Mantled Terrain in the Southern Mid-Latitudes
NASA/JPL-Caltech/UArizona
Mantled Terrain in the Southern Mid-Latitudes
ESP_037474_1380  Science Theme: Glacial/Periglacial Processes
The mid-latitudes of Mars (approximately 30 to 60 degrees, north and south) are covered in ice-rich mantling deposits in varying states of degradation.

This mantle is thought to be deposited as snow during periods when the angle of the tilt of Mars’ rotational axis—called obliquity—is much higher, which last happened around 10 million years ago.

This HiRISE image shows terrain typical of these mantling deposits in the Southern Hemisphere, east of Reull Vallis. The pitted texture suggests that ice is sublimating out from the deposits as the region is warmed under current lower obliquity conditions.

Written by: Dan Berman (audio: Tre Gibbs)  (27 August 2014)
 
Acquisition date
25 July 2014

Local Mars time
15:56

Latitude (centered)
-41.682°

Longitude (East)
115.846°

Spacecraft altitude
251.1 km (156.1 miles)

Original image scale range
25.3 cm/pixel (with 1 x 1 binning) so objects ~76 cm across are resolved

Map projected scale
25 cm/pixel and North is up

Map projection
Equirectangular

Emission angle
7.2°

Phase angle
65.6°

Solar incidence angle
71°, with the Sun about 19° above the horizon

Solar longitude
167.2°, Northern Summer

For non-map projected images
North azimuth:  97°
Sub-solar azimuth:  32.3°
JPEG
Black and white
map projected  non-map

IRB color
map projected  non-map

Merged IRB
map projected

Merged RGB
map projected

RGB color
non-map projected

JP2
Black and white
map-projected   (824MB)

IRB color
map-projected   (461MB)

JP2 EXTRAS
Black and white
map-projected  (332MB)
non-map           (556MB)

IRB color
map projected  (137MB)
non-map           (426MB)

Merged IRB
map projected  (207MB)

Merged RGB
map-projected  (198MB)

RGB color
non map           (429MB)
ADDITIONAL INFORMATION
B&W label
Color label
Merged IRB label
Merged RGB label
EDR products
HiView

NB
IRB: infrared-red-blue
RGB: red-green-blue
About color products (PDF)

Black & white is 5 km across; enhanced color about 1 km
For scale, use JPEG/JP2 black & white map-projected images

USAGE POLICY
All of the images produced by HiRISE and accessible on this site are within the public domain: there are no restrictions on their usage by anyone in the public, including news or science organizations.

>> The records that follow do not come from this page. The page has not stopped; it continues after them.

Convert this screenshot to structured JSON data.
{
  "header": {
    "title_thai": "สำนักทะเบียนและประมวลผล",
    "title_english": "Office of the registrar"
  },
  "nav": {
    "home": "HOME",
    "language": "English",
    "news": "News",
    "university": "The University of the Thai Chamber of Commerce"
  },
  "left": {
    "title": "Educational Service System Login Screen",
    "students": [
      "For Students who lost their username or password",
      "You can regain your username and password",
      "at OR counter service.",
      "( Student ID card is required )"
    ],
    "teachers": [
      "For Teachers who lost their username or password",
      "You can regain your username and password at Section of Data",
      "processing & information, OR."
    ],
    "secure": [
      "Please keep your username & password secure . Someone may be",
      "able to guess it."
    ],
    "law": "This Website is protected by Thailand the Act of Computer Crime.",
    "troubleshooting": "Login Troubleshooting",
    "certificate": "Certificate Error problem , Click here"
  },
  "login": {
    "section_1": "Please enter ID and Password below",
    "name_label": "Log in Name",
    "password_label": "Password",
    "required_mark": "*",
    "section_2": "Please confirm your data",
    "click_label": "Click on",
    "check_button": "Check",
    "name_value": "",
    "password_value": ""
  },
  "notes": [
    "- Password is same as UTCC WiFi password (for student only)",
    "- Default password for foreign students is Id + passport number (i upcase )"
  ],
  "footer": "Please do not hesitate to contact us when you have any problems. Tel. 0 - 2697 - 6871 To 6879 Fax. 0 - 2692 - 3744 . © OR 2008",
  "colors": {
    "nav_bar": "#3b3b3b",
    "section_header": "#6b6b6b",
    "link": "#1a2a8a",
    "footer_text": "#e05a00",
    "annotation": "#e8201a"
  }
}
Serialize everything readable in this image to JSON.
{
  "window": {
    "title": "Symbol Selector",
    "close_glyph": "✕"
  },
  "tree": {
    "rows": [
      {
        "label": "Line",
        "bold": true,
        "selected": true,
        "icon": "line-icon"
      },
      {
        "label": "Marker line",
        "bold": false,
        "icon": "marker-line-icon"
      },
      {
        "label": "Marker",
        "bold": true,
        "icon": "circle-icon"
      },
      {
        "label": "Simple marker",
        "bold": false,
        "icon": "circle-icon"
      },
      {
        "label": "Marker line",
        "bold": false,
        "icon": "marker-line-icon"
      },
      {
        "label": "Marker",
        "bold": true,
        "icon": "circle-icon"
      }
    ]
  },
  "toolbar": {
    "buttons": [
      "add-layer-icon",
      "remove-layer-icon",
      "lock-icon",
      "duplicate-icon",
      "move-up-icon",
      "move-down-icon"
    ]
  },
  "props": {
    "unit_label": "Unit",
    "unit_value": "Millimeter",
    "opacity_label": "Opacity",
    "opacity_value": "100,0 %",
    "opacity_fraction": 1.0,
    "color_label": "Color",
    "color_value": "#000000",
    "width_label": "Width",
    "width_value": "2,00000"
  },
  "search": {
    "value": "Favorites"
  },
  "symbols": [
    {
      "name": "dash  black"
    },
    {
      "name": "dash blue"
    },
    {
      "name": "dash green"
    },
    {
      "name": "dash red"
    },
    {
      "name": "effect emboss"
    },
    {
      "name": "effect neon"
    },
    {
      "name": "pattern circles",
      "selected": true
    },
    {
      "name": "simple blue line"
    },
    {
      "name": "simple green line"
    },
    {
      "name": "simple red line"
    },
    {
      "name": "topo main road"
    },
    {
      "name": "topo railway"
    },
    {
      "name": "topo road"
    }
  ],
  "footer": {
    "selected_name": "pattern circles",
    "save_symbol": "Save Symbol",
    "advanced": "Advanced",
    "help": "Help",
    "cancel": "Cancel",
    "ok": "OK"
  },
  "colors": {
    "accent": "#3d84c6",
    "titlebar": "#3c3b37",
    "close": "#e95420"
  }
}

We do ask for a credit line where possible:
NASA/JPL-Caltech/UArizona

POSTSCRIPT
NASA’s Jet Propulsion Laboratory, a division of the California Institute of Technology in Pasadena, Calif., manages the Mars Reconnaissance Orbiter for NASA’s Science Mission Directorate, Washington. The HiRISE camera was built by Ball Aerospace and Technology Corporation and is operated by the University of Arizona.